The storm continued into that afternoon, and I indulged in one of my favorite things, reading a good book, in an easy chair overlooking the natural wonders. Outside, the wind-driven rain splattered on the roof and windowpanes in a musical symphony.

Leaning against a wall of the lodge’s great room where I was sitting was the skull and tusks of a huge walrus. When I first came into the room I stared at the skull and imagined the enormity of the creature. After reading a while I looked up, and now directly in front of me, the magnificent tusked creature seemed to be “mooning” me.

I laughed out loud, which brought in several of my friends. I told them to stop where they were and tell me what they saw when they looked at the skull. Each of them saw the tusks and could imagine what the creature looked like when it was alive, even to its whiskered details. Then I asked them to close their eyes, take a few steps closer, and then open their eyes. “What does it look like now” I asked? Each one laughed immediately as they saw the anus appear.

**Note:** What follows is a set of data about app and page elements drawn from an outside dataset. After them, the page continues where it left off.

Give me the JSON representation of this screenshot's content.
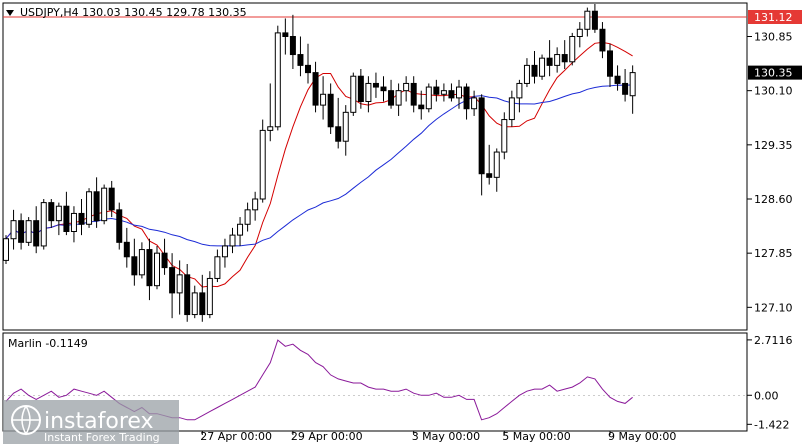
{
  "chart_data": {
    "type": "candlestick",
    "symbol_header": "USDJPY,H4  130.03 130.45 129.78 130.35",
    "price_axis": {
      "min": 126.8,
      "max": 131.3,
      "ticks": [
        "130.85",
        "130.10",
        "129.35",
        "128.60",
        "127.85",
        "127.10"
      ]
    },
    "resistance_level": {
      "value": 131.12,
      "label": "131.12",
      "color": "#e53935"
    },
    "current_price": {
      "value": 130.35,
      "label": "130.35"
    },
    "time_labels": [
      "27 Apr 00:00",
      "29 Apr 00:00",
      "3 May 00:00",
      "5 May 00:00",
      "9 May 00:00"
    ],
    "candles": [
      [
        127.75,
        128.1,
        127.7,
        128.05
      ],
      [
        128.05,
        128.45,
        127.9,
        128.3
      ],
      [
        128.3,
        128.4,
        127.9,
        128.0
      ],
      [
        128.0,
        128.35,
        127.95,
        128.3
      ],
      [
        128.3,
        128.5,
        127.85,
        127.95
      ],
      [
        127.95,
        128.6,
        127.9,
        128.55
      ],
      [
        128.55,
        128.6,
        128.2,
        128.3
      ],
      [
        128.3,
        128.55,
        128.1,
        128.5
      ],
      [
        128.5,
        128.7,
        128.1,
        128.15
      ],
      [
        128.15,
        128.5,
        128.0,
        128.4
      ],
      [
        128.4,
        128.6,
        128.1,
        128.25
      ],
      [
        128.25,
        128.75,
        128.2,
        128.7
      ],
      [
        128.7,
        128.9,
        128.2,
        128.3
      ],
      [
        128.3,
        128.8,
        128.25,
        128.75
      ],
      [
        128.75,
        128.85,
        128.35,
        128.45
      ],
      [
        128.45,
        128.55,
        127.9,
        128.0
      ],
      [
        128.0,
        128.2,
        127.65,
        127.8
      ],
      [
        127.8,
        128.05,
        127.4,
        127.55
      ],
      [
        127.55,
        128.0,
        127.5,
        127.9
      ],
      [
        127.9,
        128.05,
        127.2,
        127.4
      ],
      [
        127.4,
        127.95,
        127.35,
        127.85
      ],
      [
        127.85,
        128.05,
        127.55,
        127.65
      ],
      [
        127.65,
        127.85,
        126.95,
        127.3
      ],
      [
        127.3,
        127.75,
        127.0,
        127.55
      ],
      [
        127.55,
        127.7,
        126.9,
        127.0
      ],
      [
        127.0,
        127.4,
        126.95,
        127.3
      ],
      [
        127.3,
        127.55,
        126.9,
        127.0
      ],
      [
        127.0,
        127.6,
        126.95,
        127.5
      ],
      [
        127.5,
        127.9,
        127.45,
        127.8
      ],
      [
        127.8,
        128.05,
        127.65,
        127.95
      ],
      [
        127.95,
        128.2,
        127.85,
        128.1
      ],
      [
        128.1,
        128.35,
        127.95,
        128.25
      ],
      [
        128.25,
        128.55,
        128.15,
        128.45
      ],
      [
        128.45,
        128.7,
        128.3,
        128.6
      ],
      [
        128.6,
        129.7,
        128.55,
        129.55
      ],
      [
        129.55,
        130.2,
        129.4,
        129.6
      ],
      [
        129.6,
        131.0,
        129.55,
        130.9
      ],
      [
        130.9,
        131.1,
        130.6,
        130.85
      ],
      [
        130.85,
        131.15,
        130.4,
        130.6
      ],
      [
        130.6,
        130.85,
        130.3,
        130.45
      ],
      [
        130.45,
        130.75,
        130.2,
        130.35
      ],
      [
        130.35,
        130.5,
        129.8,
        129.9
      ],
      [
        129.9,
        130.3,
        129.7,
        130.05
      ],
      [
        130.05,
        130.2,
        129.5,
        129.6
      ],
      [
        129.6,
        130.0,
        129.3,
        129.4
      ],
      [
        129.4,
        129.9,
        129.2,
        129.8
      ],
      [
        129.8,
        130.35,
        129.75,
        130.3
      ],
      [
        130.3,
        130.4,
        129.85,
        129.95
      ],
      [
        129.95,
        130.3,
        129.8,
        130.2
      ],
      [
        130.2,
        130.35,
        130.0,
        130.15
      ],
      [
        130.15,
        130.3,
        129.95,
        130.1
      ],
      [
        130.1,
        130.25,
        129.85,
        129.9
      ],
      [
        129.9,
        130.2,
        129.75,
        130.1
      ],
      [
        130.1,
        130.3,
        129.95,
        130.2
      ],
      [
        130.2,
        130.3,
        129.8,
        129.9
      ],
      [
        129.9,
        130.1,
        129.7,
        129.85
      ],
      [
        129.85,
        130.2,
        129.8,
        130.15
      ],
      [
        130.15,
        130.25,
        129.95,
        130.05
      ],
      [
        130.05,
        130.2,
        129.95,
        130.1
      ],
      [
        130.1,
        130.2,
        129.95,
        130.0
      ],
      [
        130.0,
        130.25,
        129.85,
        130.15
      ],
      [
        130.15,
        130.2,
        129.7,
        129.85
      ],
      [
        129.85,
        130.1,
        129.75,
        130.0
      ],
      [
        130.0,
        130.05,
        128.65,
        128.95
      ],
      [
        128.95,
        129.35,
        128.8,
        128.9
      ],
      [
        128.9,
        129.3,
        128.7,
        129.25
      ],
      [
        129.25,
        129.8,
        129.15,
        129.7
      ],
      [
        129.7,
        130.1,
        129.6,
        130.0
      ],
      [
        130.0,
        130.25,
        129.8,
        130.2
      ],
      [
        130.2,
        130.55,
        130.15,
        130.45
      ],
      [
        130.45,
        130.65,
        130.2,
        130.3
      ],
      [
        130.3,
        130.6,
        130.25,
        130.55
      ],
      [
        130.55,
        130.8,
        130.3,
        130.45
      ],
      [
        130.45,
        130.7,
        130.35,
        130.6
      ],
      [
        130.6,
        130.8,
        130.4,
        130.5
      ],
      [
        130.5,
        130.9,
        130.45,
        130.85
      ],
      [
        130.85,
        131.05,
        130.7,
        130.95
      ],
      [
        130.95,
        131.25,
        130.85,
        131.2
      ],
      [
        131.2,
        131.3,
        130.9,
        130.95
      ],
      [
        130.95,
        131.05,
        130.55,
        130.65
      ],
      [
        130.65,
        130.75,
        130.15,
        130.3
      ],
      [
        130.3,
        130.45,
        130.1,
        130.2
      ],
      [
        130.2,
        130.4,
        129.95,
        130.05
      ],
      [
        130.03,
        130.45,
        129.78,
        130.35
      ]
    ],
    "ma_fast_color": "#d40000",
    "ma_slow_color": "#1c2bd6",
    "oscillator": {
      "name": "Marlin",
      "header": "Marlin -0.1149",
      "ticks": [
        "2.7116",
        "0.00",
        "-1.422"
      ],
      "min": -1.7,
      "max": 3.0,
      "color": "#8b1a9a",
      "values": [
        -0.3,
        0.1,
        0.3,
        0.0,
        -0.2,
        0.0,
        0.2,
        -0.1,
        0.0,
        0.3,
        0.2,
        0.1,
        0.0,
        0.2,
        -0.1,
        -0.4,
        -0.6,
        -0.8,
        -0.6,
        -0.9,
        -0.9,
        -1.0,
        -1.1,
        -1.1,
        -1.2,
        -1.2,
        -1.0,
        -0.8,
        -0.6,
        -0.4,
        -0.2,
        0.0,
        0.2,
        0.4,
        1.0,
        1.6,
        2.7,
        2.4,
        2.5,
        2.2,
        2.0,
        1.6,
        1.4,
        1.0,
        0.8,
        0.7,
        0.6,
        0.6,
        0.4,
        0.3,
        0.3,
        0.2,
        0.2,
        0.3,
        0.1,
        0.0,
        0.0,
        0.1,
        -0.1,
        -0.1,
        0.0,
        -0.2,
        -0.2,
        -1.2,
        -1.1,
        -0.9,
        -0.6,
        -0.3,
        0.0,
        0.2,
        0.3,
        0.3,
        0.5,
        0.2,
        0.3,
        0.4,
        0.6,
        0.9,
        0.8,
        0.3,
        -0.1,
        -0.3,
        -0.4,
        -0.1
      ]
    },
    "grid": false
  },
  "watermark": {
    "brand": "instaforex",
    "tagline": "Instant Forex Trading"
  },
  "colors": {
    "candle_up": "#ffffff",
    "candle_down": "#000000",
    "axis": "#000000",
    "oscillator_zero": "#999999"
  }
}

Listening to a Symphony in A Minor, looking at the sea and mountains, and gazing upon that looming moon, I recognized that the distance between your head and ass is only a couple of feet. This is why it’s so easy to find our heads up it so often. The best way to get your head out is to get away to your wondrous place and to laugh in the pouring rain, because it is in those moments that we are truly live. A good life is just a succession of such wonders.